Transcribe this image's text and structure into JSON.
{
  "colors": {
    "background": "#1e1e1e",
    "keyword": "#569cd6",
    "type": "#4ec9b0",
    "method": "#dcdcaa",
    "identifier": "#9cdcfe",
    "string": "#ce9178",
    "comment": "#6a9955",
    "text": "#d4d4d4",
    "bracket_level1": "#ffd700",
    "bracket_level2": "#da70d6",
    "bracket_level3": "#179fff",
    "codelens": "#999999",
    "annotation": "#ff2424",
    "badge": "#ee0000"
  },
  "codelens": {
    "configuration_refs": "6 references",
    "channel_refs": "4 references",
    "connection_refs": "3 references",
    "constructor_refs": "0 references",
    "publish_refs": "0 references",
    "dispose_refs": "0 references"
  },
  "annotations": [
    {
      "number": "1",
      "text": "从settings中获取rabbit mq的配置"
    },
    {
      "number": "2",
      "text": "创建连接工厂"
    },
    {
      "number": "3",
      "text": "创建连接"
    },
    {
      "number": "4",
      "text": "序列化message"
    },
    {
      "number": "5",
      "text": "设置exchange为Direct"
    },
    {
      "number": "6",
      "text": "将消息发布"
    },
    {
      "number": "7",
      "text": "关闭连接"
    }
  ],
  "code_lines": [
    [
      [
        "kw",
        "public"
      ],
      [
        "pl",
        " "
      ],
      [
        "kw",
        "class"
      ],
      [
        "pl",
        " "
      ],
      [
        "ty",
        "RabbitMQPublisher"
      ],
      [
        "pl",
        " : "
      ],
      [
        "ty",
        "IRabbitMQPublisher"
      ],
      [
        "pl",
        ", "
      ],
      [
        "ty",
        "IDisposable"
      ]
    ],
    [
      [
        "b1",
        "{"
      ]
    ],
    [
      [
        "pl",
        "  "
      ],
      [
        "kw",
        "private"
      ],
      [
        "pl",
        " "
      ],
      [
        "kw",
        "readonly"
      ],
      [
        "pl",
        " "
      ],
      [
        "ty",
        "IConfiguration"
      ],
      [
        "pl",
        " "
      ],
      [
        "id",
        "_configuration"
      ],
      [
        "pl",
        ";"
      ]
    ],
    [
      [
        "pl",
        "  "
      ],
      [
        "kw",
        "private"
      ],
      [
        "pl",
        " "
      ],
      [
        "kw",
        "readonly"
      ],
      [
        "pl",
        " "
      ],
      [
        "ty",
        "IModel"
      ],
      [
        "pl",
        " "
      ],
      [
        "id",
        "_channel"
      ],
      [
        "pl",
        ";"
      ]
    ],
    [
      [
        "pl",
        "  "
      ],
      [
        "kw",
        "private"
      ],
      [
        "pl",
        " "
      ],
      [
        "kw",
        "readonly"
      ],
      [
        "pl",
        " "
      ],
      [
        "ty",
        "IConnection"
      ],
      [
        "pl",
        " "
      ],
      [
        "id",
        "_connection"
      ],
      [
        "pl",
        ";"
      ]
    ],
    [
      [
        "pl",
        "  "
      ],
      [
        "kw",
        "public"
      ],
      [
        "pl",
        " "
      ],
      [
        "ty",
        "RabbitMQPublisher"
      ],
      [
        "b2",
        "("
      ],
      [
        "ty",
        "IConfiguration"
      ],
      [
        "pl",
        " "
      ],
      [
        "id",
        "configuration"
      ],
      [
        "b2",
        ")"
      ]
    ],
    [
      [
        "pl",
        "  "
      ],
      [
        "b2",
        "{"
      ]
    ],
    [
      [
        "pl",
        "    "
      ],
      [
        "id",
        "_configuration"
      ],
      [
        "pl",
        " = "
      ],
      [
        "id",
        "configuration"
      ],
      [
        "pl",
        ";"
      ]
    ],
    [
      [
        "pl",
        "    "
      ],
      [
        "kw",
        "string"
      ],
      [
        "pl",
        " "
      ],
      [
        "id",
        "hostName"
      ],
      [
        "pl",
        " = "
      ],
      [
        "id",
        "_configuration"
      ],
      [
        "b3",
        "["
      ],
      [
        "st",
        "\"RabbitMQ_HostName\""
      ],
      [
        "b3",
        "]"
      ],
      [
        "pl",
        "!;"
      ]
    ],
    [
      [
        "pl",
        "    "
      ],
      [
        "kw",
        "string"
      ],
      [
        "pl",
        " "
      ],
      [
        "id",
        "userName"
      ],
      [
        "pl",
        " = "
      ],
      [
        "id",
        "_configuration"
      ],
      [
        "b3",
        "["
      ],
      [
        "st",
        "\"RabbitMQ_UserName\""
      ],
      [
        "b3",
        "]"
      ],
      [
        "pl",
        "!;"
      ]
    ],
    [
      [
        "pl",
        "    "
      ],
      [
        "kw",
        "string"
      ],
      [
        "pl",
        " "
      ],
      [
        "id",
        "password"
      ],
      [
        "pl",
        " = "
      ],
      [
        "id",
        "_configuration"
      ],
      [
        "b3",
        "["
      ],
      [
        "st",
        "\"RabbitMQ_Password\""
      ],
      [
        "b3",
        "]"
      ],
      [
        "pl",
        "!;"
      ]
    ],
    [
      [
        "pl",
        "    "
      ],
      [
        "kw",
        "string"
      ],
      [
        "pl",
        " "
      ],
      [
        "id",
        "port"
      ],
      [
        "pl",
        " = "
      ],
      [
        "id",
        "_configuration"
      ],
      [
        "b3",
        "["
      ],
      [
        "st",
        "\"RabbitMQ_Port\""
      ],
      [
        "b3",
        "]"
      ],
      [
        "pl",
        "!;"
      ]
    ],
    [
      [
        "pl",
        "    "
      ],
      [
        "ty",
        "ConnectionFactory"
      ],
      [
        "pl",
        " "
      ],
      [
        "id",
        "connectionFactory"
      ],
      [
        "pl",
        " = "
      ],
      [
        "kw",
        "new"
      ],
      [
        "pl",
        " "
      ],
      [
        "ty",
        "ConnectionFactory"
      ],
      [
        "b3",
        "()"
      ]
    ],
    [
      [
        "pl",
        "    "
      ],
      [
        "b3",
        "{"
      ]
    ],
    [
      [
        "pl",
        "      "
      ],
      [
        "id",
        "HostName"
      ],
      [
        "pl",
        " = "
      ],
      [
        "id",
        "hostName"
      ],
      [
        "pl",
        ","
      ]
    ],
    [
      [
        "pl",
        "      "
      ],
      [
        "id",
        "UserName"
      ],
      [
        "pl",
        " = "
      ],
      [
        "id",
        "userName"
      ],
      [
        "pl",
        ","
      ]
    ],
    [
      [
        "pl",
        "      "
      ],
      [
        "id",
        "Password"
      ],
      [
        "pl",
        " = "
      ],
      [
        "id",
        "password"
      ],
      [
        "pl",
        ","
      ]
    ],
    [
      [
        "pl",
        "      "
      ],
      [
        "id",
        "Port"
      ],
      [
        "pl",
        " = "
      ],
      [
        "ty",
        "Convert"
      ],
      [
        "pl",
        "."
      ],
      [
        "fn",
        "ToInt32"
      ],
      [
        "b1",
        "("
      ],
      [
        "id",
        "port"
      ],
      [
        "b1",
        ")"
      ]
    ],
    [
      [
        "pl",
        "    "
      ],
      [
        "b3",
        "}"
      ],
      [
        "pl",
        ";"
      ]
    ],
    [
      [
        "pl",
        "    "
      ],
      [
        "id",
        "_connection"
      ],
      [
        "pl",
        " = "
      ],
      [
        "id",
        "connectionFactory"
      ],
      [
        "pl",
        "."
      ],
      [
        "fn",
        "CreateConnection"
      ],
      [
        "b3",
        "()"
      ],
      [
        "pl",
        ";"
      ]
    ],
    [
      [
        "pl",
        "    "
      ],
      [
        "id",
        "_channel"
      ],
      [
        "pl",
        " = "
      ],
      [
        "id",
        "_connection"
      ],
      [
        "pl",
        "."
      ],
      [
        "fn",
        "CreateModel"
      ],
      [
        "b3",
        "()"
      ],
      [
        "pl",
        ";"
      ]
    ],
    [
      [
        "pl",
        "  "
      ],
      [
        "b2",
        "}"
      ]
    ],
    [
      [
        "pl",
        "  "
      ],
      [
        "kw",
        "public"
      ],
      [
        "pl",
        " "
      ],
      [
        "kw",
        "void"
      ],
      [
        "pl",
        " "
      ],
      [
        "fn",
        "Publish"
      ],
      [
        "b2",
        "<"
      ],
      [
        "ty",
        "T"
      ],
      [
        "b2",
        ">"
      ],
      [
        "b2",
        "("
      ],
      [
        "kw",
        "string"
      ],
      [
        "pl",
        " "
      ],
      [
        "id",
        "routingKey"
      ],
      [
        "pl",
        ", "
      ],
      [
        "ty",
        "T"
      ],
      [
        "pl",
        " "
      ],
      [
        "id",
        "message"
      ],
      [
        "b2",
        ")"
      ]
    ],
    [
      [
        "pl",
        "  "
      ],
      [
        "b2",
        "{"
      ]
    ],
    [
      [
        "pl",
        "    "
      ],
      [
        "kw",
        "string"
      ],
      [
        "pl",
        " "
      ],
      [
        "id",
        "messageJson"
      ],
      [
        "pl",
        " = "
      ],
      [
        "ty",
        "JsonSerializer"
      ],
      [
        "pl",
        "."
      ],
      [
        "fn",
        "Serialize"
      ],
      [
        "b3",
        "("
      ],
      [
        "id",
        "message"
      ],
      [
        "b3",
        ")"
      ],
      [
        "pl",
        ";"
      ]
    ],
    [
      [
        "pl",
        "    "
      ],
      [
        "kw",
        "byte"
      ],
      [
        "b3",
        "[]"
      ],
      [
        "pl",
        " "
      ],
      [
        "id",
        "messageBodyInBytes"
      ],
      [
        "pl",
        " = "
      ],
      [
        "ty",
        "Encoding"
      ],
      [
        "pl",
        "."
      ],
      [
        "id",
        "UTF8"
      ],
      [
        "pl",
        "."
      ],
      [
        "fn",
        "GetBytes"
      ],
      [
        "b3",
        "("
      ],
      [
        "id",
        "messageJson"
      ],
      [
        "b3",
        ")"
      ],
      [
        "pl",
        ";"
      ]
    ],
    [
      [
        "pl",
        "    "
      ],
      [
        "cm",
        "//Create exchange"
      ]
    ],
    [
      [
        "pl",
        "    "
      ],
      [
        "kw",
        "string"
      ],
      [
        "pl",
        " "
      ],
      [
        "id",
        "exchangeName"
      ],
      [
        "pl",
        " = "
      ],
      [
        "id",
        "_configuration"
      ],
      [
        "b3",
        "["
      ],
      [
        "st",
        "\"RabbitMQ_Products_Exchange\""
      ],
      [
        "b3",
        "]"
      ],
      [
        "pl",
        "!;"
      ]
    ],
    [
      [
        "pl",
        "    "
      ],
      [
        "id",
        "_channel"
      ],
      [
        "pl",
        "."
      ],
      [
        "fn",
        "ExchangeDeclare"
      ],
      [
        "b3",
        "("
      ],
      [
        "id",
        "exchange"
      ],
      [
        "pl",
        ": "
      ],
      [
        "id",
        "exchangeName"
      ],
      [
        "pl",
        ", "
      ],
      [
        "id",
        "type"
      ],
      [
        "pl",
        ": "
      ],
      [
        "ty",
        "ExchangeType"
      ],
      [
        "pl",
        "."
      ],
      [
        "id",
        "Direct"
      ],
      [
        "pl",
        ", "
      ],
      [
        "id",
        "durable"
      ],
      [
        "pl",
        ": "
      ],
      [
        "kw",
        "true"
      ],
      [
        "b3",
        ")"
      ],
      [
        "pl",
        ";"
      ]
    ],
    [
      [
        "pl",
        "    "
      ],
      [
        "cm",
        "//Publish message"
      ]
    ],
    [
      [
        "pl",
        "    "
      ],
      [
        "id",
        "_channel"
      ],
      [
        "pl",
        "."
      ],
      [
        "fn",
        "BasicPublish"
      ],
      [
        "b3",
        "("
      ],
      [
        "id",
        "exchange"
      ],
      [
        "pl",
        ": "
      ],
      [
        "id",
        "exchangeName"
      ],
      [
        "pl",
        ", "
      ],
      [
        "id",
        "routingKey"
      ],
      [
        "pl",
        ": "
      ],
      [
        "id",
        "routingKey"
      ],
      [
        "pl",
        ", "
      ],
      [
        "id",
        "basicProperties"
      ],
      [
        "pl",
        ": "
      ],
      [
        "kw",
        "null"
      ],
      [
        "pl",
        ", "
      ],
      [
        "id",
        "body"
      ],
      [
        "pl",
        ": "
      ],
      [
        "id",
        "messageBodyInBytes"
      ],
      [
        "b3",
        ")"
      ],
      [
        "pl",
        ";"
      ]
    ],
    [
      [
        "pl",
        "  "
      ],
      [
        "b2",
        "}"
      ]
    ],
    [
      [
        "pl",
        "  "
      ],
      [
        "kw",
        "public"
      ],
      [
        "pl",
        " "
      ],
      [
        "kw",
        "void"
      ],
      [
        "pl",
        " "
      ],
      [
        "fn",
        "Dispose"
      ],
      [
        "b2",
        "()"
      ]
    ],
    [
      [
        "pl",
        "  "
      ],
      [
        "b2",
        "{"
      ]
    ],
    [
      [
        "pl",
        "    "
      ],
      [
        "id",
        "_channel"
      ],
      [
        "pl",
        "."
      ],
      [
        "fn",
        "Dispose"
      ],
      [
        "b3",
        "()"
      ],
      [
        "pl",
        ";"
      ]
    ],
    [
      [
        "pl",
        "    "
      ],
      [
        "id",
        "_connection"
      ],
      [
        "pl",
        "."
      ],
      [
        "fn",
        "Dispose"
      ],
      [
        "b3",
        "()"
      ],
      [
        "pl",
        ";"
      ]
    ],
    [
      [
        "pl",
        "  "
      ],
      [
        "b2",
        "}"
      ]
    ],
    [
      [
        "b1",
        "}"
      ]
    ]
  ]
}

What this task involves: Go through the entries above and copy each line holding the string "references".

Expected answer:
    "configuration_refs": "6 references",
    "channel_refs": "4 references",
    "connection_refs": "3 references",
    "constructor_refs": "0 references",
    "publish_refs": "0 references",
    "dispose_refs": "0 references"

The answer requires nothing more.